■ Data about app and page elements
---*---

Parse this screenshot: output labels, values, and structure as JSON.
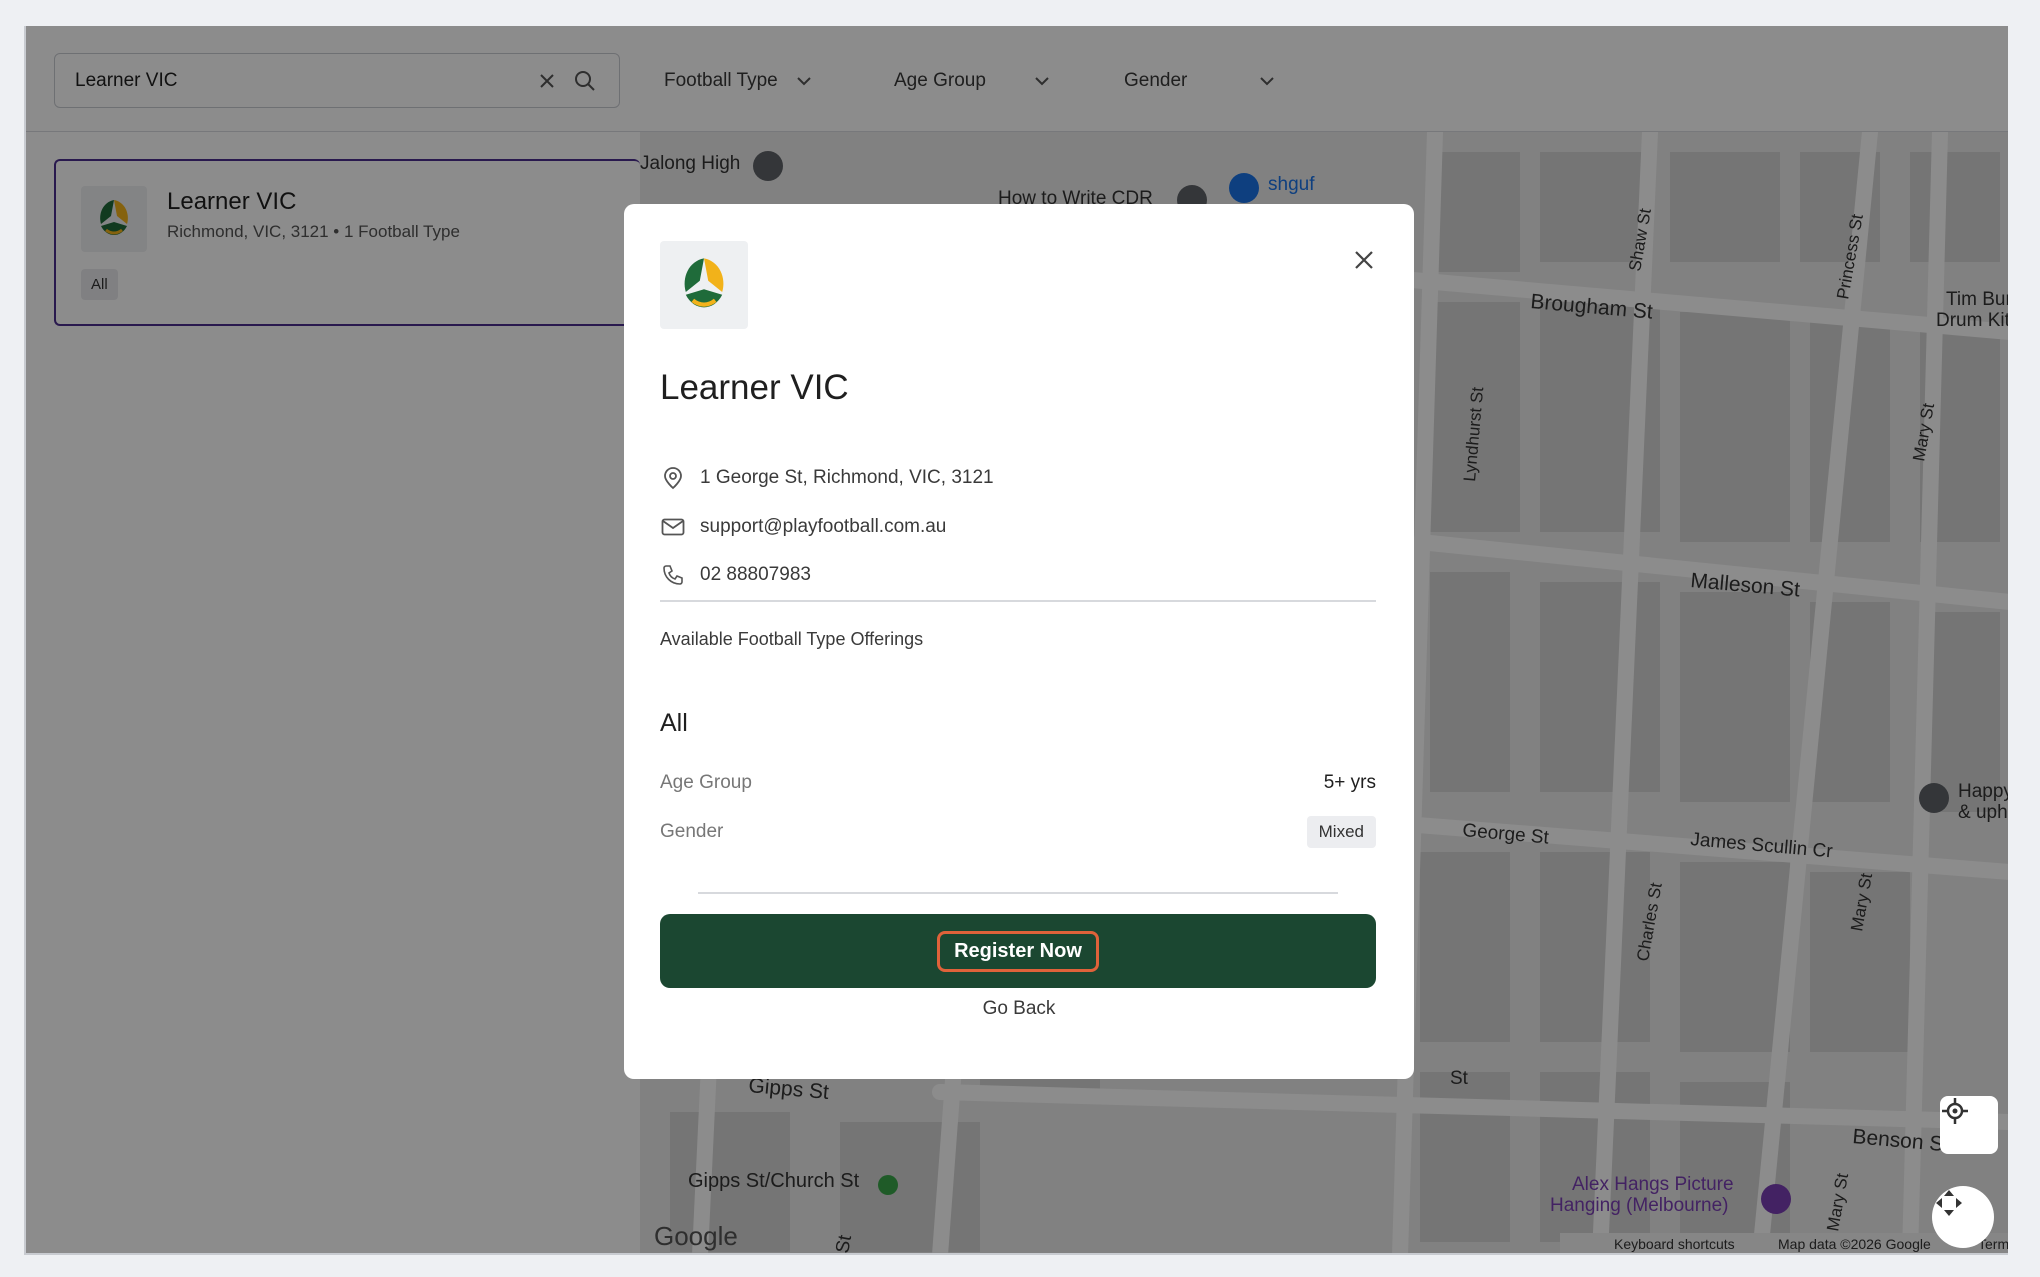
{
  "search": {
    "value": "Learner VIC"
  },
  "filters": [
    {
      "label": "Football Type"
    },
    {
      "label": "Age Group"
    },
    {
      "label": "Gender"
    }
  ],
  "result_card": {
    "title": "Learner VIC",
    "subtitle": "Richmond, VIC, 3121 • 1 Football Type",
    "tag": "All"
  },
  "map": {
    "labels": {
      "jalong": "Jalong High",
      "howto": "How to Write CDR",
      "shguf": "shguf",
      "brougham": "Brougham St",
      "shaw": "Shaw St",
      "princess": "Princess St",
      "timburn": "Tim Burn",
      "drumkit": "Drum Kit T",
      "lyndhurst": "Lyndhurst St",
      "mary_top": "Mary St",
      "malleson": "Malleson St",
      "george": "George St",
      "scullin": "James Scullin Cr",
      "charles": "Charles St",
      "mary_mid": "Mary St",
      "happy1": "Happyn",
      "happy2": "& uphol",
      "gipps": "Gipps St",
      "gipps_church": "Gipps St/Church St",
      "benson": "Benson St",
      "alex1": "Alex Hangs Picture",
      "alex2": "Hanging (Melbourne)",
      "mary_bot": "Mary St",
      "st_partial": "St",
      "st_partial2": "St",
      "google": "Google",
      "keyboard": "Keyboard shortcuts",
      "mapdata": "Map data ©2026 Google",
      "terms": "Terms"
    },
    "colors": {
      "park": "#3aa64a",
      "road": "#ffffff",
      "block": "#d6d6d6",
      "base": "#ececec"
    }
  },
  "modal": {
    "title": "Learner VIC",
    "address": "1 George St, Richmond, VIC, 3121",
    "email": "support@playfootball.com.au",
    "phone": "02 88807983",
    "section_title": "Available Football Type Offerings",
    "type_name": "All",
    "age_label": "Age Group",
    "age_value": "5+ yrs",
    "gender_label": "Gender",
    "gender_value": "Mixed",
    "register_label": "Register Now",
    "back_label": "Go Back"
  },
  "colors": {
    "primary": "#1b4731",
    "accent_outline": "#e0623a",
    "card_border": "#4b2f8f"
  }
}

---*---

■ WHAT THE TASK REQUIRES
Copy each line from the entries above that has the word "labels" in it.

■ EXERCISE ANSWER
Parse this screenshot: output labels, values, and structure as JSON.
    "labels": {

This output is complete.